What is required:
Copy every record below exactly as written, but leave out the pictures.

Dataset records:

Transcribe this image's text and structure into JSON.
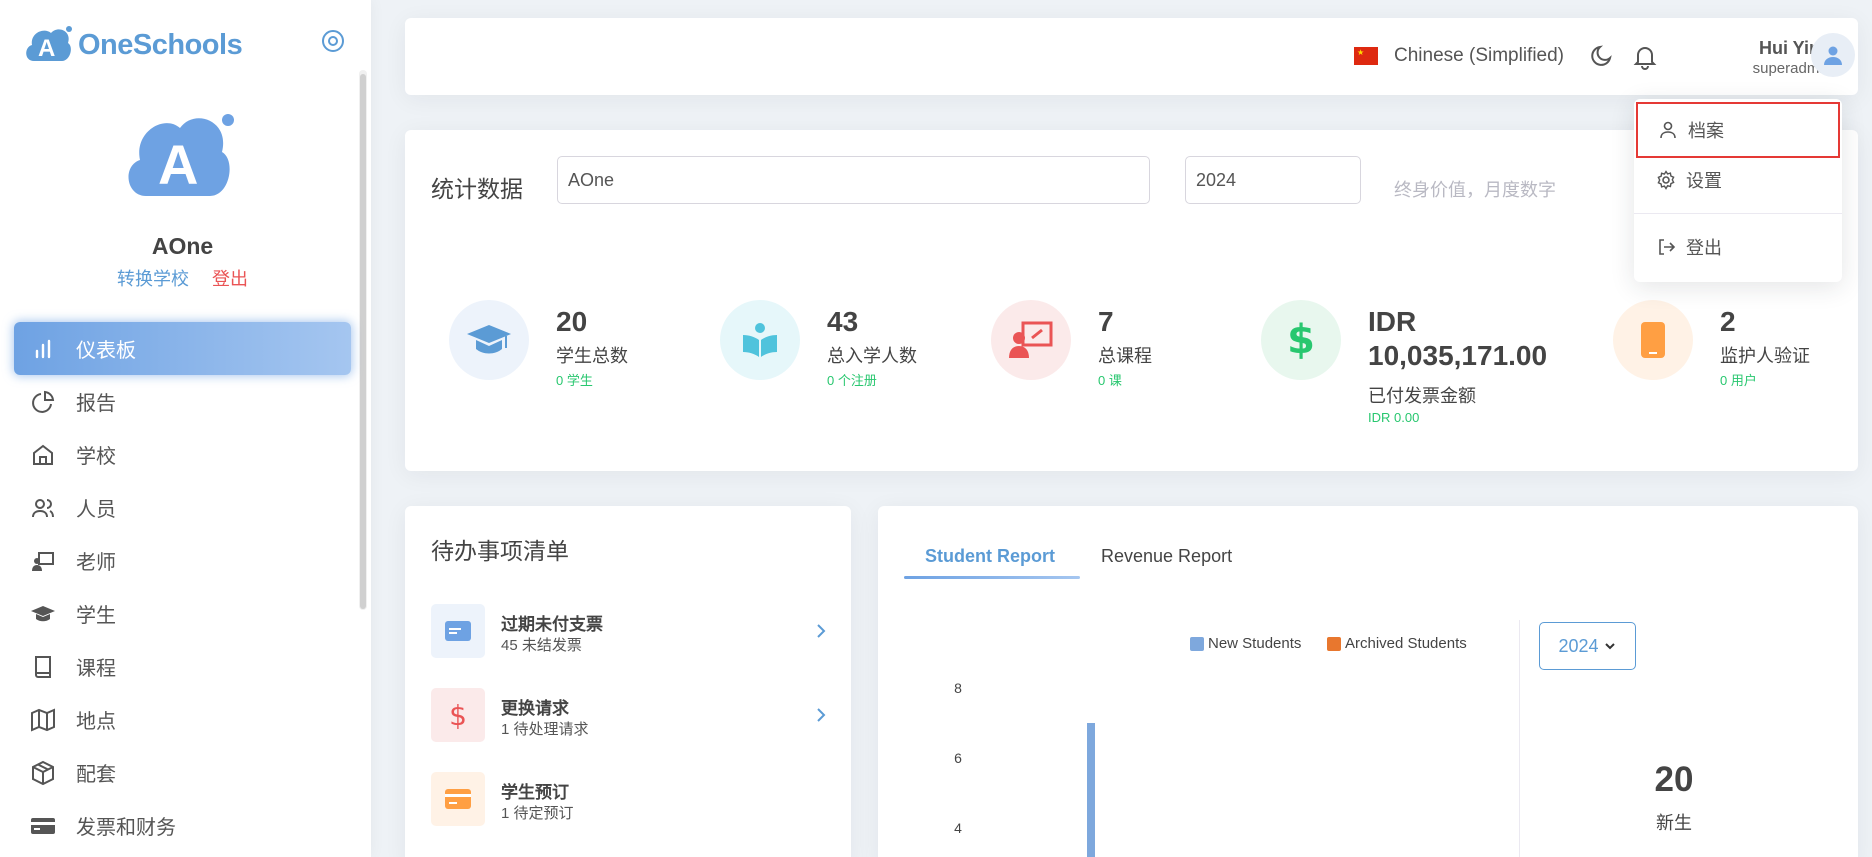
{
  "brand": {
    "name": "OneSchools"
  },
  "school": {
    "name": "AOne",
    "switch_label": "转换学校",
    "logout_label": "登出"
  },
  "nav": [
    {
      "label": "仪表板",
      "icon": "chart-bars-icon",
      "active": true
    },
    {
      "label": "报告",
      "icon": "pie-chart-icon"
    },
    {
      "label": "学校",
      "icon": "home-icon"
    },
    {
      "label": "人员",
      "icon": "users-icon"
    },
    {
      "label": "老师",
      "icon": "teacher-icon"
    },
    {
      "label": "学生",
      "icon": "graduation-cap-icon"
    },
    {
      "label": "课程",
      "icon": "book-icon"
    },
    {
      "label": "地点",
      "icon": "map-icon"
    },
    {
      "label": "配套",
      "icon": "package-icon"
    },
    {
      "label": "发票和财务",
      "icon": "credit-card-icon"
    }
  ],
  "header": {
    "language": "Chinese (Simplified)",
    "user_name": "Hui Ying",
    "user_role": "superadmin"
  },
  "user_menu": {
    "profile": "档案",
    "settings": "设置",
    "logout": "登出"
  },
  "stats": {
    "title": "统计数据",
    "school_value": "AOne",
    "year_value": "2024",
    "subtitle": "终身价值，月度数字",
    "items": [
      {
        "value": "20",
        "label": "学生总数",
        "sub": "0 学生",
        "icon": "graduation-cap-icon",
        "color": "#5b9bd5"
      },
      {
        "value": "43",
        "label": "总入学人数",
        "sub": "0 个注册",
        "icon": "open-book-icon",
        "color": "#4fc3dc"
      },
      {
        "value": "7",
        "label": "总课程",
        "sub": "0 课",
        "icon": "teacher-board-icon",
        "color": "#ea5455"
      },
      {
        "value": "IDR 10,035,171.00",
        "value_line1": "IDR",
        "value_line2": "10,035,171.00",
        "label": "已付发票金额",
        "sub": "IDR 0.00",
        "icon": "dollar-icon",
        "color": "#28c76f"
      },
      {
        "value": "2",
        "label": "监护人验证",
        "sub": "0 用户",
        "icon": "mobile-icon",
        "color": "#ff9f43"
      }
    ]
  },
  "todo": {
    "title": "待办事项清单",
    "items": [
      {
        "title": "过期未付支票",
        "sub": "45 未结发票",
        "icon": "card-icon"
      },
      {
        "title": "更换请求",
        "sub": "1 待处理请求",
        "icon": "dollar-icon"
      },
      {
        "title": "学生预订",
        "sub": "1 待定预订",
        "icon": "credit-card-icon"
      }
    ]
  },
  "report": {
    "tabs": [
      "Student Report",
      "Revenue Report"
    ],
    "year": "2024",
    "new_students_count": "20",
    "new_students_label": "新生"
  },
  "chart_data": {
    "type": "bar",
    "series": [
      {
        "name": "New Students",
        "color": "#7ea8dd",
        "values": [
          0,
          7
        ]
      },
      {
        "name": "Archived Students",
        "color": "#e8772e",
        "values": [
          0,
          0
        ]
      }
    ],
    "yticks": [
      "8",
      "6",
      "4"
    ],
    "ylim": [
      0,
      8
    ]
  }
}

Exercise output:
Transcribe this image's text and structure into JSON.
{
  "brand": {
    "name": "OneSchools"
  },
  "school": {
    "name": "AOne",
    "switch_label": "转换学校",
    "logout_label": "登出"
  },
  "nav": [
    {
      "label": "仪表板",
      "icon": "chart-bars-icon",
      "active": true
    },
    {
      "label": "报告",
      "icon": "pie-chart-icon"
    },
    {
      "label": "学校",
      "icon": "home-icon"
    },
    {
      "label": "人员",
      "icon": "users-icon"
    },
    {
      "label": "老师",
      "icon": "teacher-icon"
    },
    {
      "label": "学生",
      "icon": "graduation-cap-icon"
    },
    {
      "label": "课程",
      "icon": "book-icon"
    },
    {
      "label": "地点",
      "icon": "map-icon"
    },
    {
      "label": "配套",
      "icon": "package-icon"
    },
    {
      "label": "发票和财务",
      "icon": "credit-card-icon"
    }
  ],
  "header": {
    "language": "Chinese (Simplified)",
    "user_name": "Hui Ying",
    "user_role": "superadmin"
  },
  "user_menu": {
    "profile": "档案",
    "settings": "设置",
    "logout": "登出"
  },
  "stats": {
    "title": "统计数据",
    "school_value": "AOne",
    "year_value": "2024",
    "subtitle": "终身价值，月度数字",
    "items": [
      {
        "value": "20",
        "label": "学生总数",
        "sub": "0 学生",
        "icon": "graduation-cap-icon",
        "color": "#5b9bd5"
      },
      {
        "value": "43",
        "label": "总入学人数",
        "sub": "0 个注册",
        "icon": "open-book-icon",
        "color": "#4fc3dc"
      },
      {
        "value": "7",
        "label": "总课程",
        "sub": "0 课",
        "icon": "teacher-board-icon",
        "color": "#ea5455"
      },
      {
        "value": "IDR 10,035,171.00",
        "value_line1": "IDR",
        "value_line2": "10,035,171.00",
        "label": "已付发票金额",
        "sub": "IDR 0.00",
        "icon": "dollar-icon",
        "color": "#28c76f"
      },
      {
        "value": "2",
        "label": "监护人验证",
        "sub": "0 用户",
        "icon": "mobile-icon",
        "color": "#ff9f43"
      }
    ]
  },
  "todo": {
    "title": "待办事项清单",
    "items": [
      {
        "title": "过期未付支票",
        "sub": "45 未结发票",
        "icon": "card-icon"
      },
      {
        "title": "更换请求",
        "sub": "1 待处理请求",
        "icon": "dollar-icon"
      },
      {
        "title": "学生预订",
        "sub": "1 待定预订",
        "icon": "credit-card-icon"
      }
    ]
  },
  "report": {
    "tabs": [
      "Student Report",
      "Revenue Report"
    ],
    "year": "2024",
    "new_students_count": "20",
    "new_students_label": "新生"
  },
  "chart_data": {
    "type": "bar",
    "series": [
      {
        "name": "New Students",
        "color": "#7ea8dd",
        "values": [
          0,
          7
        ]
      },
      {
        "name": "Archived Students",
        "color": "#e8772e",
        "values": [
          0,
          0
        ]
      }
    ],
    "yticks": [
      "8",
      "6",
      "4"
    ],
    "ylim": [
      0,
      8
    ]
  }
}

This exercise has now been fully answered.